# [Supplied material]

++++++

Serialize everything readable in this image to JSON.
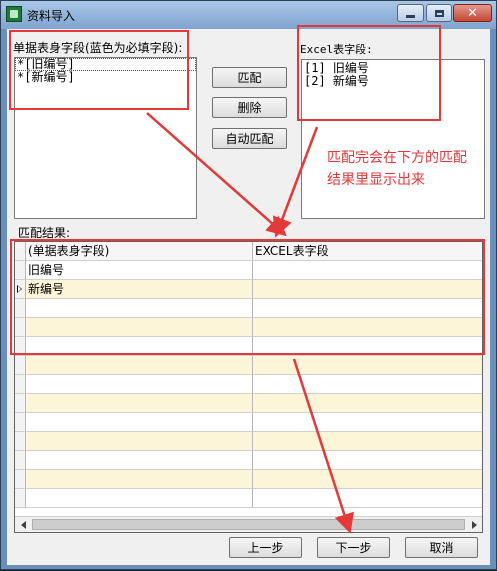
{
  "window": {
    "title": "资料导入",
    "icon": "app-table-icon"
  },
  "left_list": {
    "label": "单据表身字段(蓝色为必填字段):",
    "items": [
      "*[旧编号]",
      "*[新编号]"
    ]
  },
  "right_list": {
    "label": "Excel表字段:",
    "items": [
      "[1] 旧编号",
      "[2] 新编号"
    ]
  },
  "actions": {
    "match": "匹配",
    "delete": "删除",
    "auto_match": "自动匹配"
  },
  "annotation": {
    "lines": [
      "匹配完会在下方的匹配",
      "结果里显示出来"
    ],
    "color": "#e23a3a"
  },
  "result": {
    "label": "匹配结果:",
    "columns": [
      "(单据表身字段)",
      "EXCEL表字段"
    ],
    "rows": [
      [
        "旧编号",
        ""
      ],
      [
        "新编号",
        ""
      ],
      [
        "",
        ""
      ],
      [
        "",
        ""
      ],
      [
        "",
        ""
      ],
      [
        "",
        ""
      ],
      [
        "",
        ""
      ],
      [
        "",
        ""
      ],
      [
        "",
        ""
      ],
      [
        "",
        ""
      ],
      [
        "",
        ""
      ],
      [
        "",
        ""
      ],
      [
        "",
        ""
      ]
    ],
    "current_row": 1,
    "row_colors": {
      "odd": "#ffffff",
      "even": "#fdf5d7"
    }
  },
  "footer": {
    "prev": "上一步",
    "next": "下一步",
    "cancel": "取消"
  }
}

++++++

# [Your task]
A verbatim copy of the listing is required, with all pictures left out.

# [Task response]
Serialize everything readable in this image to JSON.
{
  "window": {
    "title": "资料导入",
    "icon": "app-table-icon"
  },
  "left_list": {
    "label": "单据表身字段(蓝色为必填字段):",
    "items": [
      "*[旧编号]",
      "*[新编号]"
    ]
  },
  "right_list": {
    "label": "Excel表字段:",
    "items": [
      "[1] 旧编号",
      "[2] 新编号"
    ]
  },
  "actions": {
    "match": "匹配",
    "delete": "删除",
    "auto_match": "自动匹配"
  },
  "annotation": {
    "lines": [
      "匹配完会在下方的匹配",
      "结果里显示出来"
    ],
    "color": "#e23a3a"
  },
  "result": {
    "label": "匹配结果:",
    "columns": [
      "(单据表身字段)",
      "EXCEL表字段"
    ],
    "rows": [
      [
        "旧编号",
        ""
      ],
      [
        "新编号",
        ""
      ],
      [
        "",
        ""
      ],
      [
        "",
        ""
      ],
      [
        "",
        ""
      ],
      [
        "",
        ""
      ],
      [
        "",
        ""
      ],
      [
        "",
        ""
      ],
      [
        "",
        ""
      ],
      [
        "",
        ""
      ],
      [
        "",
        ""
      ],
      [
        "",
        ""
      ],
      [
        "",
        ""
      ]
    ],
    "current_row": 1,
    "row_colors": {
      "odd": "#ffffff",
      "even": "#fdf5d7"
    }
  },
  "footer": {
    "prev": "上一步",
    "next": "下一步",
    "cancel": "取消"
  }
}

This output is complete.